====== Records provided ======
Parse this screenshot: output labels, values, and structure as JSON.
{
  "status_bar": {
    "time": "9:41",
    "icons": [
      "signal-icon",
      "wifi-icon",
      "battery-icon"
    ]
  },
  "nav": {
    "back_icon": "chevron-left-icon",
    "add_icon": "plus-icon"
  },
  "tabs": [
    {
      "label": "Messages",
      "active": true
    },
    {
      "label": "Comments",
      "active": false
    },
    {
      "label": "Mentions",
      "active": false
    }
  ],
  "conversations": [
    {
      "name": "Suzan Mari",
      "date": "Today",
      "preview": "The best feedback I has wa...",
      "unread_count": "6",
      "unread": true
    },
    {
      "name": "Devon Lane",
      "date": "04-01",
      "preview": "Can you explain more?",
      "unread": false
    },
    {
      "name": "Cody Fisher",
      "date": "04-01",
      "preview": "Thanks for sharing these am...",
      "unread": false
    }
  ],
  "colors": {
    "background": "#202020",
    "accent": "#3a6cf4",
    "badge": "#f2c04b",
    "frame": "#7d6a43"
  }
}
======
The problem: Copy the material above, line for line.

Your solution:
Parse this screenshot: output labels, values, and structure as JSON.
{
  "status_bar": {
    "time": "9:41",
    "icons": [
      "signal-icon",
      "wifi-icon",
      "battery-icon"
    ]
  },
  "nav": {
    "back_icon": "chevron-left-icon",
    "add_icon": "plus-icon"
  },
  "tabs": [
    {
      "label": "Messages",
      "active": true
    },
    {
      "label": "Comments",
      "active": false
    },
    {
      "label": "Mentions",
      "active": false
    }
  ],
  "conversations": [
    {
      "name": "Suzan Mari",
      "date": "Today",
      "preview": "The best feedback I has wa...",
      "unread_count": "6",
      "unread": true
    },
    {
      "name": "Devon Lane",
      "date": "04-01",
      "preview": "Can you explain more?",
      "unread": false
    },
    {
      "name": "Cody Fisher",
      "date": "04-01",
      "preview": "Thanks for sharing these am...",
      "unread": false
    }
  ],
  "colors": {
    "background": "#202020",
    "accent": "#3a6cf4",
    "badge": "#f2c04b",
    "frame": "#7d6a43"
  }
}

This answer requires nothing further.